The first time I made this drink, I had a bunch of white chocolate truffles in my kitchen and simply popped them into my coffee. The white chocolate added a really nice sweetness to the drink, and the truffles melted smoothly. It is a must-try if you already have white chocolate truffles around, but a very quick and easy chocolate ganache lets me make this drink over and over again even if I don’t have some in the house already.
You can make this with strong coffee, or you can make it with espresso. I think that espresso is the way to go, since you get a slightly more intense coffee flavor, but more milk that will pick up on the richness of the truffles. If you are going for the coffee option and using whole truffles, you might find that you want to add one extra to sweeten it up a bit.
Single serve coffee makers are, hands down, the most convenient way to make coffee at home. The Keurig machine takes just a few minutes to warm up, the coffee is prepacked and and there is virtually no cleanup. The downside is that K-cups are fairly expensive (unless you are a very savvy shopper) and they can add up quickly if you drink a lot of coffee. Consumer Reports recently (March 2013) set out to see if there are K-cup alternatives that would work as well, but that could save you a little money in the long run.

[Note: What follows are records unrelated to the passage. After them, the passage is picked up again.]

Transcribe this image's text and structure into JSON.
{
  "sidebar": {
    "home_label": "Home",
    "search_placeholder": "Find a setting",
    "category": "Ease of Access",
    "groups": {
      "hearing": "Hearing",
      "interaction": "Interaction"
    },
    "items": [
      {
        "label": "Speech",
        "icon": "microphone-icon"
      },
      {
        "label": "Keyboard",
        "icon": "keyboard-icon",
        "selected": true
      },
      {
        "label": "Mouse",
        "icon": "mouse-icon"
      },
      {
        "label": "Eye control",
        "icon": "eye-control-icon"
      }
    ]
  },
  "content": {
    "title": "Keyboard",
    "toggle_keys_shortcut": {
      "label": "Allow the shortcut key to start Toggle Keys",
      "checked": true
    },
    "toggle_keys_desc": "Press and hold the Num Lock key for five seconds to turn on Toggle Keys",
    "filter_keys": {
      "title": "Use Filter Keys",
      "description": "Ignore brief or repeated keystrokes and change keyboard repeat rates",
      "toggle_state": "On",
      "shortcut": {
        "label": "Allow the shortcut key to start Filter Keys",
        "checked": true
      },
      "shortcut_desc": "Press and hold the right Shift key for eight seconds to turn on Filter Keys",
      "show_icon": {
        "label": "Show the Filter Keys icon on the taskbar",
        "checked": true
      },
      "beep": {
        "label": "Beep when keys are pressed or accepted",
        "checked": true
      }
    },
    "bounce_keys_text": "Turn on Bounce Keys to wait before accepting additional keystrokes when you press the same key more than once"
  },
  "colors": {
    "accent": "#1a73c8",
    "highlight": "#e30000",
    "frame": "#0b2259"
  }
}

They estimated that someone who drinks one K-cup a day ends up spending somewhere from $220-$275 on the little cups over the course of the year. They tested both disposable and reusable cups that work with Keurig machines but that are designed to be filled with coffee by the user. The original K-cups were still winners when it came to convenience, but they found at least one good alternative that could save you some cash in the long run.
Simple Cups are disposable cups that you fill with your own coffee. They cost less than the K-cups, but not by much. CR estimated that a cup-a-day drinker would still spend around $185 a year with these, including your own coffee. EZ Cups are reusable cups with disposable filters inside, and you also use your own coffee. They turned out to run about $135 a year, including coffee. Neither model was as easy to use as a K-cup and could be difficult to close.
The winner when it came to saving money and ease of use was the Keurig K-Cup Adapter, with its reusable cup and filter system. It’s only about $18, so your only cost after that is the coffee, at about $80 a year. It does require cleaning, but it offers a good value and was Consumer Reports top pick for a K-cup alternative.
Tea infusers have a lot more personality these days then they used to, and you’ll even find some that are specially designed for the holidays. The Tea to My Heart Infuser is a design that I’ve seen that is perfect for Valentine’s Day. The silicone infuser has a heart with an arrow through it. The main portion of the infuser is the heart, which opens to allow you to put loose leave tea inside. The shaft of the arrow is about 8-inches long, so it will be easy to retrieve even in large mugs. It’s also machine washable, so it is easy to clean.
While this would make a good Valentine’s Day gift (along with some nice tea), it is a gift that will keep on giving because it will last a lot longer than a box of chocolates will. And your loved one will always think of you when they’re having another cuppa.
I must have had the Cameroon Mt Oku coffee from the Starbucks Reserve line dozens of times by now and I’ve been meaning to write this review ever since I had that first cup. The coffee is from the slopes of Mt Oku, a huge volcano in the western part of Cameroon. Cameroon is not a country that you might automatically associate with coffee – and that isn’t because coffee doesn’t grow there, it is simply because much of what what they grow is robusta and doesn’t exactly make it into the spotlight. This coffee is quite different from any other African coffees, it is rich, smooth and has a very low acidity to it. You’ll get floral and pepper notes from the coffee, and very few berry or earth tones. The flavor develops slowly as you drink it and, while the flavor can be quite complex, it is so smooth that it almost sneaks up on your. I think the focal point is how enjoyable and easy to drink it is and, honestly, that is what keeps me coming back time and again.
This coffee is an outstanding value and, honestly, tastes like it should be quite a bit more expensive. I’m certainly not complaining about that, however, because its price point just makes me that much more likely to order it when I’m at a store with a Clover machine.